High resolution imaging afforded by the current generation of high frequency (greater than 7.5 MHz) linear transducers allows us to effectively assess superficial tendon and muscle lesions and bursitis.38–44 This technique has also been shown to be accurate for detecting intra-articular fluid and synovitis and abnormalities of articular cartilage.4,40,45–49 Furthermore, US can be used as a guide in performing periarticular and intra-articular fluid aspirations, infiltrations, and biopsies, making these procedures more accurate than when carried out blind. US has considerable advantages over other imaging techniques: it can routinely be used for dynamic examination of the musculoskeletal system; it is quick and easy to perform; it has no secondary effects50; the costs are low. It has proved to be accurate and reliable in diagnosing a wide range of shoulder disorders compared with arthrography,13,17,18,51–57 MRI,58,59 arthroscopy,19,56,60,61 and surgical findings.17,18,51,52,55,56,60,62 Several studies have shown an accuracy for US detection of rotator cuff lesions compared with surgical findings of greater than 0.8517–19,51,60–62 and an interobserver reliability of 0.63.61

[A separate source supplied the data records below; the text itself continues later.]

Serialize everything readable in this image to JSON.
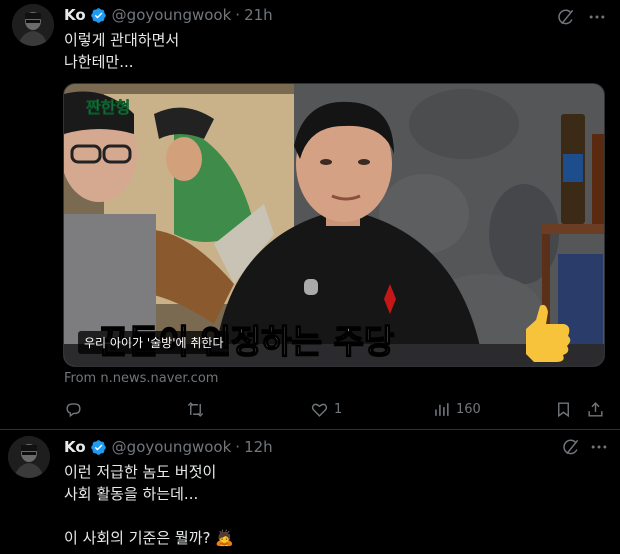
{
  "tweets": [
    {
      "name": "Ko",
      "handle": "@goyoungwook",
      "time": "21h",
      "lines": [
        "이렇게 관대하면서",
        "나한테만..."
      ],
      "media": {
        "show_title": "짠한형",
        "subtitle_small": "우리 아이가 '술방'에 취한다",
        "subtitle_large": "꾼들이 인정하는 주당"
      },
      "source": "From n.news.naver.com",
      "stats": {
        "replies": "",
        "reposts": "",
        "likes": "1",
        "views": "160"
      }
    },
    {
      "name": "Ko",
      "handle": "@goyoungwook",
      "time": "12h",
      "lines": [
        "이런 저급한 놈도 버젓이",
        "사회 활동을 하는데...",
        "",
        "이 사회의 기준은 뭘까? 🙇"
      ]
    }
  ],
  "colors": {
    "verified": "#1d9bf0",
    "muted": "#71767b",
    "text": "#e7e9ea",
    "border": "#2f3336"
  },
  "icons": [
    "reply-icon",
    "repost-icon",
    "like-icon",
    "views-icon",
    "bookmark-icon",
    "share-icon",
    "grok-icon",
    "more-icon",
    "verified-icon"
  ]
}
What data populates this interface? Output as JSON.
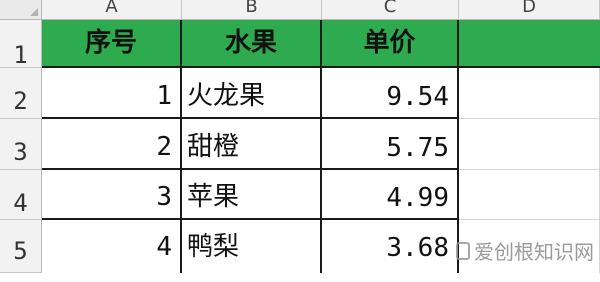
{
  "columns": [
    "A",
    "B",
    "C",
    "D"
  ],
  "rows": [
    "1",
    "2",
    "3",
    "4",
    "5"
  ],
  "header": {
    "seq": "序号",
    "fruit": "水果",
    "price": "单价"
  },
  "data": [
    {
      "seq": "1",
      "fruit": "火龙果",
      "price": "9.54"
    },
    {
      "seq": "2",
      "fruit": "甜橙",
      "price": "5.75"
    },
    {
      "seq": "3",
      "fruit": "苹果",
      "price": "4.99"
    },
    {
      "seq": "4",
      "fruit": "鸭梨",
      "price": "3.68"
    }
  ],
  "watermark": "爱创根知识网",
  "colors": {
    "header_fill": "#2eab4f",
    "grid_border": "#1a1a1a"
  }
}
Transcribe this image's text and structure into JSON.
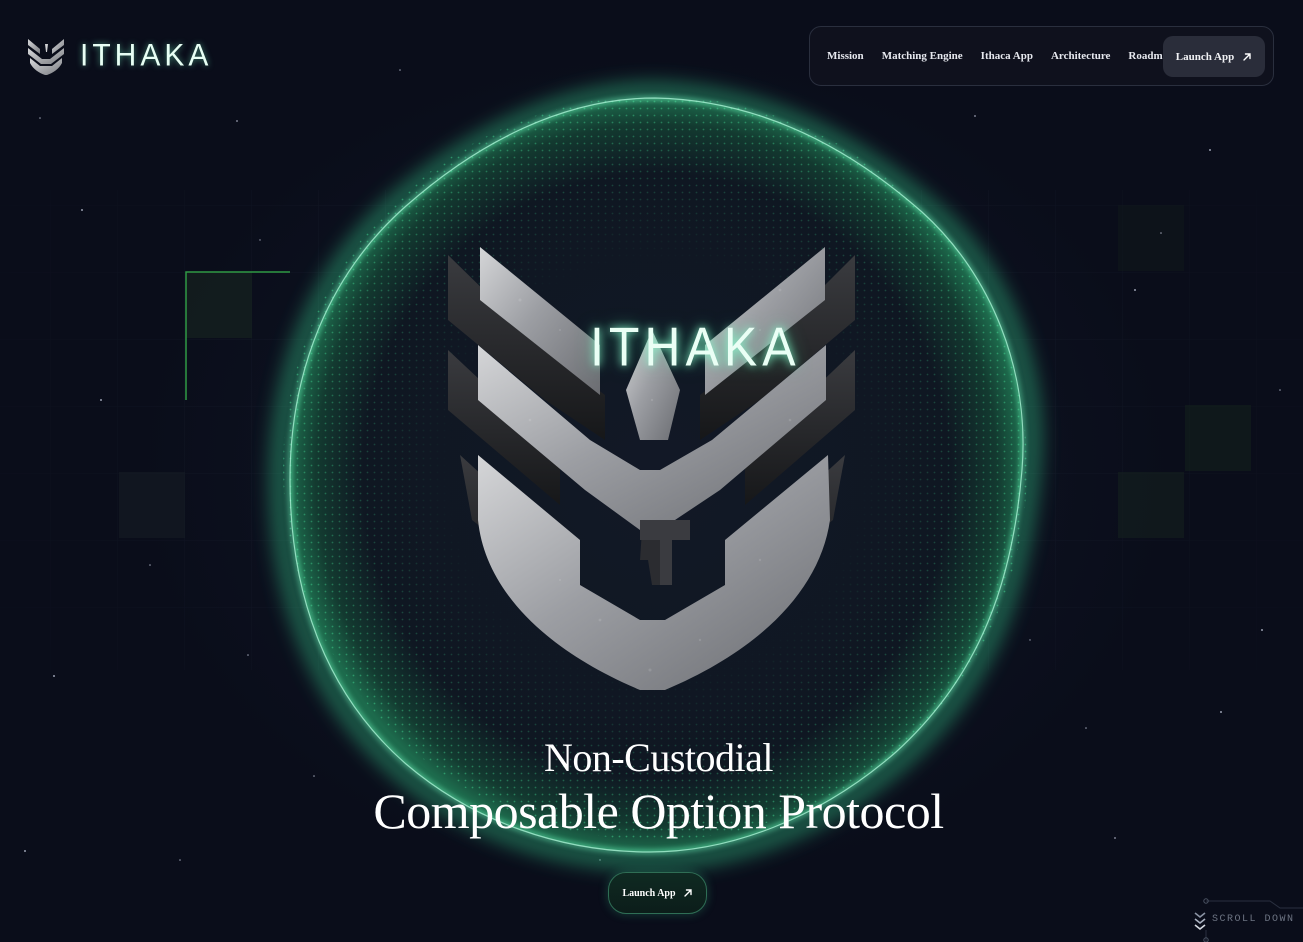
{
  "brand": {
    "wordmark": "ITHAKA",
    "logo_icon": "ithaca-emblem-icon"
  },
  "nav": {
    "items": [
      {
        "label": "Mission"
      },
      {
        "label": "Matching Engine"
      },
      {
        "label": "Ithaca App"
      },
      {
        "label": "Architecture"
      },
      {
        "label": "Roadmap"
      }
    ],
    "launch_label": "Launch App",
    "launch_icon": "arrow-up-right-icon"
  },
  "hero": {
    "emblem_wordmark": "ITHAKA",
    "headline_line1": "Non-Custodial",
    "headline_line2": "Composable Option Protocol",
    "cta_label": "Launch App",
    "cta_icon": "arrow-up-right-icon"
  },
  "scroll_hint": {
    "label": "SCROLL DOWN",
    "icon": "chevrons-down-icon"
  },
  "colors": {
    "background": "#0a0e1b",
    "accent_green": "#3ef0a0",
    "nav_bg": "#10131f",
    "button_bg": "#2a2d3a"
  }
}
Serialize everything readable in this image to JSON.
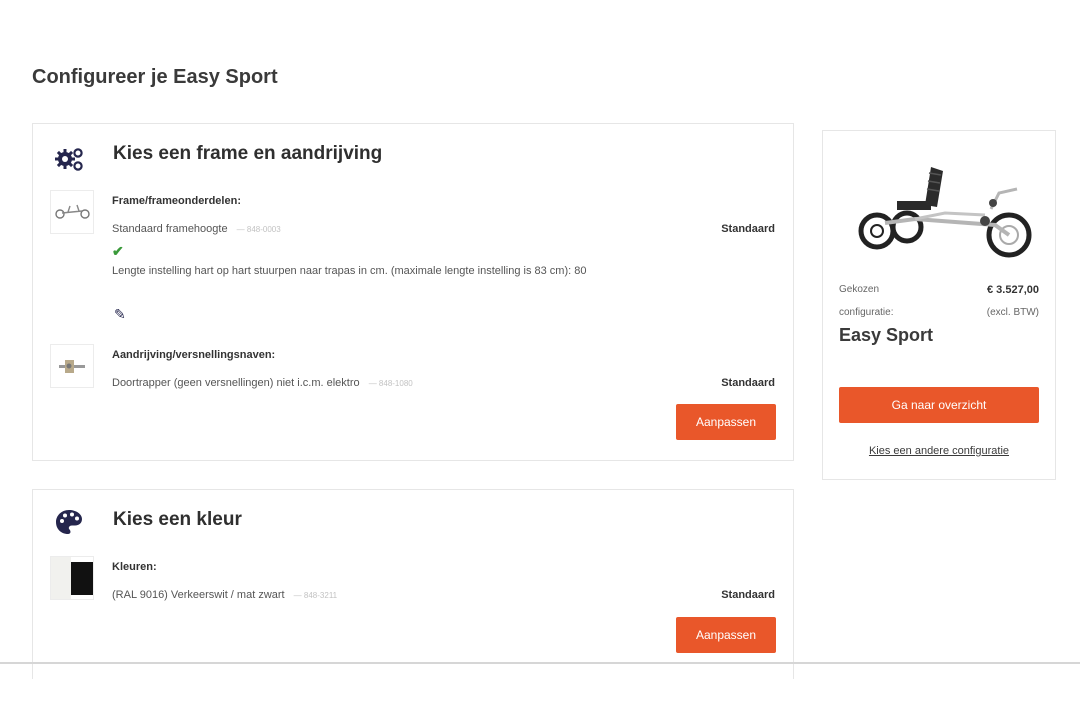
{
  "page": {
    "title": "Configureer je Easy Sport"
  },
  "sections": [
    {
      "title": "Kies een frame en aandrijving",
      "icon": "gears-icon",
      "options": [
        {
          "title": "Frame/frameonderdelen:",
          "value": "Standaard framehoogte",
          "code": "848-0003",
          "tag": "Standaard",
          "note": "Lengte instelling hart op hart stuurpen naar trapas in cm. (maximale lengte instelling is 83 cm): 80"
        },
        {
          "title": "Aandrijving/versnellingsnaven:",
          "value": "Doortrapper (geen versnellingen) niet i.c.m. elektro",
          "code": "848-1080",
          "tag": "Standaard"
        }
      ],
      "button": "Aanpassen"
    },
    {
      "title": "Kies een kleur",
      "icon": "palette-icon",
      "options": [
        {
          "title": "Kleuren:",
          "value": "(RAL 9016) Verkeerswit / mat zwart",
          "code": "848-3211",
          "tag": "Standaard"
        }
      ],
      "button": "Aanpassen"
    }
  ],
  "summary": {
    "chosen_label": "Gekozen",
    "config_label": "configuratie:",
    "price": "€ 3.527,00",
    "price_note": "(excl. BTW)",
    "model": "Easy Sport",
    "overview_button": "Ga naar overzicht",
    "other_config_link": "Kies een andere configuratie"
  },
  "colors": {
    "accent": "#e9572a",
    "icon": "#25264d",
    "check": "#3a9a3a"
  }
}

Disadvantages of US include lack of visualisation of the posterior aspect of the supraspinatus and infraspinatus tendons and a limited view of the glenohumeral joint and the glenoid labrum. However, most rotator cuff lesions involve the “critical zone” in the anterior aspect of the tendons.23 Furthermore, US is considered to be the most operator dependent imaging technique. However, the results of any imaging technique depend on the skill of the examiner.

Initial conservative treatments of periarticular shoulder disorders are quite similar relying on the use of non-steroidal anti-inflammatory drugs, physiotherapy, and local injections of corticosteroids. The overall prognosis for patients with these conditions is considered to be good.22,63 However, previous studies of the effectiveness of conservative therapeutic approaches have relied largely on clinical assessment. Patient groups have been rather heterogeneous and not matched, making interpretation of results difficult. In addition, few studies have evaluated the outcome of the different periarticular lesions diagnosed by an accurate imaging technique.20 It would therefore be desirable to obtain an exact diagnosis of the different periarticular shoulder lesions in order to evaluate their prognosis and their response to various conservative treatment options. The availability of US in rheumatological practice offers the possibility of establishing a more accurate diagnosis of the painful shoulder and therefore improving the treatment of this common disorder.


We are indebted to Mr Angel Chamarro from Siemens Corporation for his technical support.